ENTRIES PROVIDED »
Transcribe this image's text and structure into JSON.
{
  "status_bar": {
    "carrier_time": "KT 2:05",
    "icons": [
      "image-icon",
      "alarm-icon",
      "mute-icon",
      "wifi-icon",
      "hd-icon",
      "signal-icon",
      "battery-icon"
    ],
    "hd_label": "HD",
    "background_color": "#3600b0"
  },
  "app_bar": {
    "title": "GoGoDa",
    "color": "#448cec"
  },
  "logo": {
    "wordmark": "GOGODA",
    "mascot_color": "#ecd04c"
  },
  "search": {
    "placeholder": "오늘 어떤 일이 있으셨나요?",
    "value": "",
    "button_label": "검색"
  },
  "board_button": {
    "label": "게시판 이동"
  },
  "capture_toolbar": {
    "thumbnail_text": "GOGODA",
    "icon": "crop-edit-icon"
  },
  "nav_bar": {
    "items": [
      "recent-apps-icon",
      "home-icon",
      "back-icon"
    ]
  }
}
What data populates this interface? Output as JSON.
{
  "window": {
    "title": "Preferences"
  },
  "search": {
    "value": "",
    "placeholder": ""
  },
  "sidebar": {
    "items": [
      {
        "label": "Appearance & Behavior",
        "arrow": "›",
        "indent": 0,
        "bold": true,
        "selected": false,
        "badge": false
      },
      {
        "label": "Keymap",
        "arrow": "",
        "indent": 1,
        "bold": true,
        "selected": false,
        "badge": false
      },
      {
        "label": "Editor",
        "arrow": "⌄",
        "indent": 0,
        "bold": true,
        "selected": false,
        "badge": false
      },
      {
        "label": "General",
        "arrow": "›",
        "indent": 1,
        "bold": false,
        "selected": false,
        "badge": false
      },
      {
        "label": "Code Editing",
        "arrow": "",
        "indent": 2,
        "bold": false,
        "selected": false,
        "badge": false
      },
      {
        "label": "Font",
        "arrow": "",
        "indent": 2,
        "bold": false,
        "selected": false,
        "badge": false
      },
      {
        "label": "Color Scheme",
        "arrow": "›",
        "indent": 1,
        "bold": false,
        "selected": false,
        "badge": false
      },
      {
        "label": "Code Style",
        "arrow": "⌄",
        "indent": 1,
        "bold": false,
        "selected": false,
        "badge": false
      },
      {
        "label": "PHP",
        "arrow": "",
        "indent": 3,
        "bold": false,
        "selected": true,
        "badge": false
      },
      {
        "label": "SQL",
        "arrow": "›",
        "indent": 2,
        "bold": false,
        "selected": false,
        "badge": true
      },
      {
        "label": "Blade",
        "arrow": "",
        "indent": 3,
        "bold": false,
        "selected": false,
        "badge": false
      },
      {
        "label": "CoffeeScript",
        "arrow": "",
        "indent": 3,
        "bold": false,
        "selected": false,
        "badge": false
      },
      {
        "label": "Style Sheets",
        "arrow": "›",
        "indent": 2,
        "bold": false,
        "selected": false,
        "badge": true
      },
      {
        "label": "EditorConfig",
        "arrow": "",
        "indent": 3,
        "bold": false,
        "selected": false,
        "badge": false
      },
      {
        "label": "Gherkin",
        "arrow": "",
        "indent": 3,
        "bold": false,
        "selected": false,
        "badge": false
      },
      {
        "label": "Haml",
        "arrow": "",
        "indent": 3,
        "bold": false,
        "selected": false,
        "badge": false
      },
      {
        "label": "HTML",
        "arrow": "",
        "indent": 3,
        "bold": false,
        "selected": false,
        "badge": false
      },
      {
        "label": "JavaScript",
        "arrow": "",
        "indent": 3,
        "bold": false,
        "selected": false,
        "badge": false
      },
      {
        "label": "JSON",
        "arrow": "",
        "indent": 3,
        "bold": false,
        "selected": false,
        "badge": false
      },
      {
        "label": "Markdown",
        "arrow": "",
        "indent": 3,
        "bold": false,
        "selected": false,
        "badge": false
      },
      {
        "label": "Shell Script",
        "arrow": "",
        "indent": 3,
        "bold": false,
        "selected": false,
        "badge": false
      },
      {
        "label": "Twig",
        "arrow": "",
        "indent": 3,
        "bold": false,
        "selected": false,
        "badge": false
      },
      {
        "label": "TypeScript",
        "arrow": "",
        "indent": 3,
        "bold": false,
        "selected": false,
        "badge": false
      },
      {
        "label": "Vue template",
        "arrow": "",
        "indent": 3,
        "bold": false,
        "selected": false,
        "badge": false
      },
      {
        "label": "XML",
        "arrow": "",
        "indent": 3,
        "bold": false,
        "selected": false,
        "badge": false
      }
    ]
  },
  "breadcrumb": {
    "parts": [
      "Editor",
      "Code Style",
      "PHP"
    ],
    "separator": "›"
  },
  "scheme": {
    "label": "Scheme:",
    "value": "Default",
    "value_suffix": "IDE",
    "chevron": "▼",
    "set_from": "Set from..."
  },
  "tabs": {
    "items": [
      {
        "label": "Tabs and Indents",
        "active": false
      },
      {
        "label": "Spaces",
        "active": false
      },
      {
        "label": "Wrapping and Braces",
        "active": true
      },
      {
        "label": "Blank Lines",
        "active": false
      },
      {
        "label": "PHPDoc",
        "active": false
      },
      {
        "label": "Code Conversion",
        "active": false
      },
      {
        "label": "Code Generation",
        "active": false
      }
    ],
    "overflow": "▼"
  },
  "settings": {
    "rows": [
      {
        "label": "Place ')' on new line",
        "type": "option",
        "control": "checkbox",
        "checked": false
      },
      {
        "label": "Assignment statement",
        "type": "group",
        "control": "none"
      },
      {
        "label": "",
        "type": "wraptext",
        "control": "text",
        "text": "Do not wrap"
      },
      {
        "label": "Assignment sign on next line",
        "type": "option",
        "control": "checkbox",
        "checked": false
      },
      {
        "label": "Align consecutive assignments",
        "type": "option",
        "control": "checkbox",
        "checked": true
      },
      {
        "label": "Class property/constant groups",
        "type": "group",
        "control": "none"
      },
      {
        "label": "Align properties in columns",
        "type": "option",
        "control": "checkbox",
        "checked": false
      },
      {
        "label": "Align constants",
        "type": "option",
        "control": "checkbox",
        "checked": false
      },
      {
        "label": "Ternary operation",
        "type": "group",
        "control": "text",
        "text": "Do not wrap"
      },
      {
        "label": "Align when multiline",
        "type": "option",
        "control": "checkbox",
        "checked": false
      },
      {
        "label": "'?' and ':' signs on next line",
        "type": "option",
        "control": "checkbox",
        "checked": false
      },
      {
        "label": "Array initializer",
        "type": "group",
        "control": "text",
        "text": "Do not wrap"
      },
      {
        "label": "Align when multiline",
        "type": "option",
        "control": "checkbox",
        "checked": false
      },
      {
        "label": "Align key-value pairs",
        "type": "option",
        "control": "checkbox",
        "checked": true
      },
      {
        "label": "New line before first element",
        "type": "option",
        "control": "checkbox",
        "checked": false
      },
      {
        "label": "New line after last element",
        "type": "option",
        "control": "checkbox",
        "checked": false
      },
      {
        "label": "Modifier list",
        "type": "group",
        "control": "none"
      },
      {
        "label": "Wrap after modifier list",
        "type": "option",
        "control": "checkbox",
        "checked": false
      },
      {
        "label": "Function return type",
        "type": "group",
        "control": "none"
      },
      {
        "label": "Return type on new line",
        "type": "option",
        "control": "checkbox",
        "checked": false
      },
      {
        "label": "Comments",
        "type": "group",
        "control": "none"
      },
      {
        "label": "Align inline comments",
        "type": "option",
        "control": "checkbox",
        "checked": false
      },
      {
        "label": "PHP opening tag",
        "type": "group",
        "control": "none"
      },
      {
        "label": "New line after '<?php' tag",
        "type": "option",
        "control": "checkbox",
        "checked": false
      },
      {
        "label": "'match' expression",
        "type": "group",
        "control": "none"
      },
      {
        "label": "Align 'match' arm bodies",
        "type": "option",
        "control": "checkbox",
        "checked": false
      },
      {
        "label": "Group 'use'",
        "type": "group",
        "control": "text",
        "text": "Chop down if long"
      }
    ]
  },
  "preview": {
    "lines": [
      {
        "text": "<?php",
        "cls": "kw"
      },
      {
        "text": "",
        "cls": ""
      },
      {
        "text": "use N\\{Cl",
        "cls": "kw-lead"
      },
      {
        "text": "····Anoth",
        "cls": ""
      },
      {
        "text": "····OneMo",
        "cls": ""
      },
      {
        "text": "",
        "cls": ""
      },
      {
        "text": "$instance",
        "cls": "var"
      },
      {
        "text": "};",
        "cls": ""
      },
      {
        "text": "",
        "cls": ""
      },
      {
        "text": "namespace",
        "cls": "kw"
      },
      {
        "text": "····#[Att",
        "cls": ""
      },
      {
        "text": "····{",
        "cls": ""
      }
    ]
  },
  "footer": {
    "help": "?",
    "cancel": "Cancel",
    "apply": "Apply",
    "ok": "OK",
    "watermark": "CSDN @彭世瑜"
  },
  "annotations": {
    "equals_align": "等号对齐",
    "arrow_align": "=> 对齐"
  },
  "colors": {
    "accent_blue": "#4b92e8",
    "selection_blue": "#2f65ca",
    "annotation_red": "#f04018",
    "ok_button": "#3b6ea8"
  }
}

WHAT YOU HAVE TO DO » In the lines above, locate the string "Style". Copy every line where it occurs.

SOLUTION »
        "label": "Code Style",
        "label": "Style Sheets",
      "Code Style",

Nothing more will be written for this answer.